Europe's biggest tourism group has kicked off the New Year with a series of strategic U-turns, including disposals and closures but also a forthcoming take-off.
TUI Group announced last week that it is looking into capital-light growth options for its luxury cruises subsidiary Hapag-Lloyd, including a possible joint venture with an international partner.
According to fvw information, Royal Caribbean Cruises is poised to buy into the premium German cruise line through TUI Cruises, its existing joint venture with TUI Group. Negotiations are apparently well advanced and a deal could be sealed next month. However, there are still various uncertainties, company sources indicated. TUI declined to comment on the speculation.
Royal Caribbean (RCL), the world's second-biggest cruise company with 63 ships, would be a logical partner for Hapag-Lloyd Cruises given TUI's successful cooperation with the US company in the TUI Cruises joint venture, which was set up back in 2008. For RCL, whose brands include Celebrity Crusies and Azamara, it would be a further move into the luxury market following the acquisition of Silversea Cruises in 2018.
According to analysts, Hapag-Lloyd Cruise makes a profit of around €50 million on turnover of €320 million, and could have a value of over €1 billion. A sale of a 50% stake could thus bring in a sizeable sum to boost TUI Group's profits this year.
For its part, Hapag-Lloyd Cruises has a relatively small fleet comprising two five-star-plus luxury ships, the Europa 1 and Europa 2, and the new five-star expedition ships Hanseatic Nature and Hanseatic Inspiration as well as the older four-star expedition ship, the Bremen. This will be replaced in 2021 by the five-star Hanseatic Spirit. All the ships are owned by TUI Group.

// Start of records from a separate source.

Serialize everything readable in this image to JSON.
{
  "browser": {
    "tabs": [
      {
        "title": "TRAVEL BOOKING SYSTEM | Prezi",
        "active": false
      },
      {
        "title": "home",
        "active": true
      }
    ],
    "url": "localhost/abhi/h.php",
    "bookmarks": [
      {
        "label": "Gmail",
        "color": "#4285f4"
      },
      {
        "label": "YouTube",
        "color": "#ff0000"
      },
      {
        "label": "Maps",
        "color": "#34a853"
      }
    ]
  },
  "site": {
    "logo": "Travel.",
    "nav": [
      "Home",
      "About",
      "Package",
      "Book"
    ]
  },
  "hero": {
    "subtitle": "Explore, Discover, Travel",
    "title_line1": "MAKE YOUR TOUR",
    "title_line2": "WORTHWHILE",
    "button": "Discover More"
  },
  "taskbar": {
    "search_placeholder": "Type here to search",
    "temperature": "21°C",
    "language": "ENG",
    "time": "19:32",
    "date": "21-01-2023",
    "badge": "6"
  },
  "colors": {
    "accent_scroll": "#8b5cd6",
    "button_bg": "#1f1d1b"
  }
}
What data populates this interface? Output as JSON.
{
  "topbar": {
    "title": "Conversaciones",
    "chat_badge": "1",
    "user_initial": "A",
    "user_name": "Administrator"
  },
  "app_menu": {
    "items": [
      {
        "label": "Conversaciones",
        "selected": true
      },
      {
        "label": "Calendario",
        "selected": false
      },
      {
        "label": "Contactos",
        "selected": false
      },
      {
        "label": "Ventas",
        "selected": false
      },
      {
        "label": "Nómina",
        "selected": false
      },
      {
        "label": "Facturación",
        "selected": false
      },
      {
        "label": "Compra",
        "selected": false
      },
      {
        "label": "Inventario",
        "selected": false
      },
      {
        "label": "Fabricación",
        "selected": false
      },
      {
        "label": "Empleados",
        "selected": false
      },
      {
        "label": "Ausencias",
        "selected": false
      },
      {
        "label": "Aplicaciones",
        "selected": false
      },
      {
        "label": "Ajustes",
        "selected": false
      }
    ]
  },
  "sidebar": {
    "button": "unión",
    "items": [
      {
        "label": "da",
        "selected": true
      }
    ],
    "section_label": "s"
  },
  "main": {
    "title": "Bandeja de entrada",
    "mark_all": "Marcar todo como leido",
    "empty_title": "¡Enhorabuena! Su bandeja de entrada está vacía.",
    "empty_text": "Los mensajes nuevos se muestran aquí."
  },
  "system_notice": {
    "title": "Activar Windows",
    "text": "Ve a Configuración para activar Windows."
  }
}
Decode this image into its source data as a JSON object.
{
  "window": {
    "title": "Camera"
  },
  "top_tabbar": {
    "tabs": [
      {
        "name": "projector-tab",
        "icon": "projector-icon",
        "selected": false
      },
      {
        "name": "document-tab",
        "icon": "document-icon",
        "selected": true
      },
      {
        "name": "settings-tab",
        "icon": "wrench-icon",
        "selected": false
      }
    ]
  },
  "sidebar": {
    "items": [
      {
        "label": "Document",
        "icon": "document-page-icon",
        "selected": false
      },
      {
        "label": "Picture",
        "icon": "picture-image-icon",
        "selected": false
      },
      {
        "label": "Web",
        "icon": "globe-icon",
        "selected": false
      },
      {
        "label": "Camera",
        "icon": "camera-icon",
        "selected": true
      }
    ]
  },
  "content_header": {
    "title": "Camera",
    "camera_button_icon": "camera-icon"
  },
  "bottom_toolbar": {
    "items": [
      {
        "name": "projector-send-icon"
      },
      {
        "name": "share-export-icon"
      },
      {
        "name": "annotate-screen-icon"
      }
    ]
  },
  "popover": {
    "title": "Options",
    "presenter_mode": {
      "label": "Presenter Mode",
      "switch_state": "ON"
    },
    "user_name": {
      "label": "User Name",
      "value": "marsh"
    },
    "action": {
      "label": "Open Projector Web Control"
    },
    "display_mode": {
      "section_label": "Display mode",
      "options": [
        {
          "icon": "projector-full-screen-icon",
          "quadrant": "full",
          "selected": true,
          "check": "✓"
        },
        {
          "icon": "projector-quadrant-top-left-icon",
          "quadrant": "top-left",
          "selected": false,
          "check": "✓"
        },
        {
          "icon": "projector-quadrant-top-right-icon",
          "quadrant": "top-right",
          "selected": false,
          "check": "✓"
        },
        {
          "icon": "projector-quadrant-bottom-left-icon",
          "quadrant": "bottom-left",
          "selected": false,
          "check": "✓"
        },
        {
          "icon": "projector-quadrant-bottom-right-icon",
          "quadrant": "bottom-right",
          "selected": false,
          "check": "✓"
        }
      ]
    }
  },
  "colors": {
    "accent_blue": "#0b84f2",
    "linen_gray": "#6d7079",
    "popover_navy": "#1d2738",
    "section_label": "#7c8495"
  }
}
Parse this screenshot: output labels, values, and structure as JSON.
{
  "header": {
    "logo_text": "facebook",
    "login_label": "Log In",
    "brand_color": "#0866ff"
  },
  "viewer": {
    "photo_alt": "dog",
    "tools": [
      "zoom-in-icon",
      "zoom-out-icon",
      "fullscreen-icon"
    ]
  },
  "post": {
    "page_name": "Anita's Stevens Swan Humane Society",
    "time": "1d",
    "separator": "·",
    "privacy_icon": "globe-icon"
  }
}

Meanwhile, TUI Group already made a minor disposal last month with the sale of holiday homes and Northern Europe holidays specialist Wolters to online portal E-Domizil, part of the E-Hoi Group. TUI explained that there had been few synergies with Wolters and said the transaction "marks a further step towards a sharpening of TUI's profile as a vertically integrated tourism group and reduces its dependence on the traditional tour operation business".
Another strategic move came last week with the sudden and unexpected announcement that TUI Italia, the group's small Italian tour operator business would close down as of March 15. The group's incoming business to Italy is not affected by the decision.
TUI Italia managing director Marco Amos told business partners that the traditional tour operator business was "volatile for the whole industry" and TUI's tour operators had to be further "harmonised and standardised in future". Against this background, TUI Group had decided that these were not the right conditions for TUI Italia to develop positively in future.
The Italian tour operator, which had been re-branded from 'I Viaggi del Turchese' in recent years, has revenues of just €55 million, according to Italian travel news portal Qualitytravel.it.
In contrast, one part of TUI's business is set for takeoff later this year. The German market leader has decided to station two long-haul B787-8 'Dreamliners' at Düsseldorf Airport for winter 2020/21. TUIfly will fly several times a week to the Caribbean (Dominican Republic and Mexico), bringing hotel guests to their destination and cruise passengers to their port of departure.
TUIfly already announced in November that it would launch long-haul flights next winter with two Dreamliners but the departure airport had not been revealed. The airline plans to operate five long-haul planes from German airports in 2021.